At a press conference after Sunday's peace rally, which attracted a crowd of more than 20,000, the campaign set up by Susan McHugh, from Dublin, appealed for office space and volunteers to staff a Dublin headquarters. The organisation has adopted the name 'Peace Initiative 93.'

The campaigners are encouraging supporters in each of the 32 counties in Ireland to mount their own peace events from silent vigils to rallies and ecumenical religious services. While the Dublin rally was taking place on Sunday, smaller crowds gathered in Cork city and in Ennis, Co Clare.

A symbolic peace march will be held on Easter Sunday from Slane where St Patrick once lit Easter fires, to Tara, Co Meath, seat of the ancient high kings of Ireland until the 6th century AD, passing the site of the Battle of the Boyne.

Easter weekend will also see the collection of messages sent in a postcard referendum for peace to PO boxes in Dublin and Belfast. The Post Office in Northern Ireland and its counterpart An Post in the South have agreed that the cards can be sent free of charge.

Football authorities in Dublin confirmed yesterday that they will call for a minute's silence before the Republic of Ireland vs Northern Ireland World Cup match tomorrow.

Some politicians in Northern Ireland last night questioned the basis of the peace call. Peter Robinson, MP for East Belfast and leader of the Democratic Unionist Party, said in Belfast that the Peace 93 movement was 'whistling in the wind. You don't get peace because you ask for peace. You have to go out there and defeat terrorism. There is no other way of getting the terrorists off the back of the community.'

He was equally scornful of Senator Gordon Wilson's plan to meet the IRA and ask them to stop the killing.

'I don't believe anybody should be meeting with terrorists at all. I think he is allowing the Government the opportunity for them, too, to get into the act of talking to terrorists,' he said.

But Sir Patrick Mayhew, the Secretary of State for Northern Ireland, welcomed the peace initiative. 'The Provisional IRA purport to speak, to act, for Ireland and the people of Ireland. Well, I think the people of Ireland are giving them a very, very clear indication of what they think about that.
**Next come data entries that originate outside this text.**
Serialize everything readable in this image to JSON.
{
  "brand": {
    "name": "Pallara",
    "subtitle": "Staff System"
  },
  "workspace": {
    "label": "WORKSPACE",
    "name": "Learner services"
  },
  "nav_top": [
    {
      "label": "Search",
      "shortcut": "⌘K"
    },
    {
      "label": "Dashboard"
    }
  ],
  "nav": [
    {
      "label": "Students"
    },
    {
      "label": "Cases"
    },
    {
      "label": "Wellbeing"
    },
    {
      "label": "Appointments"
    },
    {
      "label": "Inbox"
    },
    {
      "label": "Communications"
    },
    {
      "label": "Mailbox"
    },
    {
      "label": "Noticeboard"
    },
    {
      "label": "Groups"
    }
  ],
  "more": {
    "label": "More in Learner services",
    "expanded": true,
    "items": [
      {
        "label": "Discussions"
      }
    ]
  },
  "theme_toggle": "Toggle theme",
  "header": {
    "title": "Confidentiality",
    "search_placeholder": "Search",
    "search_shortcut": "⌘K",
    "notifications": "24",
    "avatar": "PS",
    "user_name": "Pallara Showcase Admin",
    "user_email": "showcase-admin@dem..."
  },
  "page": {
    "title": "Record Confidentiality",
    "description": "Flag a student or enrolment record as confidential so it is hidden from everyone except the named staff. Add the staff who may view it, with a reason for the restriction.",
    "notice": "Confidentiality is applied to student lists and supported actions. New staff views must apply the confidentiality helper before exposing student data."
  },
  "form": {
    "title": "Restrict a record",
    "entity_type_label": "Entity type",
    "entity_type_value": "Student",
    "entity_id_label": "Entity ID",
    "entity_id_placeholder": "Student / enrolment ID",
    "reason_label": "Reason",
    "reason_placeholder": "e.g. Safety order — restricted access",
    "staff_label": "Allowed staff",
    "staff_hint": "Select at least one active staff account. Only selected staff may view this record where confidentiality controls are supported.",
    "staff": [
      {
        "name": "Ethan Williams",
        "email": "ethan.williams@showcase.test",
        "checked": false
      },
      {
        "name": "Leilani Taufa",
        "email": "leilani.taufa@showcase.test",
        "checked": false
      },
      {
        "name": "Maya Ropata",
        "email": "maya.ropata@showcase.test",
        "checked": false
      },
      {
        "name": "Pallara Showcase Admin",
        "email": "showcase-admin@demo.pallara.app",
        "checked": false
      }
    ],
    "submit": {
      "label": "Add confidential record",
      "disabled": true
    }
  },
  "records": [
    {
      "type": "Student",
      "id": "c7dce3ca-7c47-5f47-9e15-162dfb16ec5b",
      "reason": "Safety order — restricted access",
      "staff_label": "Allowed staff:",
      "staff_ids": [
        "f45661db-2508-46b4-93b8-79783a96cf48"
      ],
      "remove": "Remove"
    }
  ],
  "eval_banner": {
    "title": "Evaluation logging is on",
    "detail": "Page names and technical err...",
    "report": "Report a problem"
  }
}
I think that is wholly to be welcomed.'

Speaking in Derry yesterday, Mr Hume said that both the Irish and British governments could hold parallel referendums offering a blueprint for peace, 'over the heads of the political parties which refused to participate' in talks to prepare a replacement for the Anglo-Irish Agreement.

He said that if the stalemate remained, the two governments should open consultations with individual parties on either side of the border.

Mr Hume's intervention follows what SDLP figures claim is a concerted effort by the Unionist and alliance parties in the current Northern Ireland local election campaign to blame him for the breakdown of the inter- party talks process late last year.

Last night, the Sinn Fein President, Gerry Adams, urged republicans and nationalists to take part in next Sunday's peace events saying they should raise demands for 'inclusive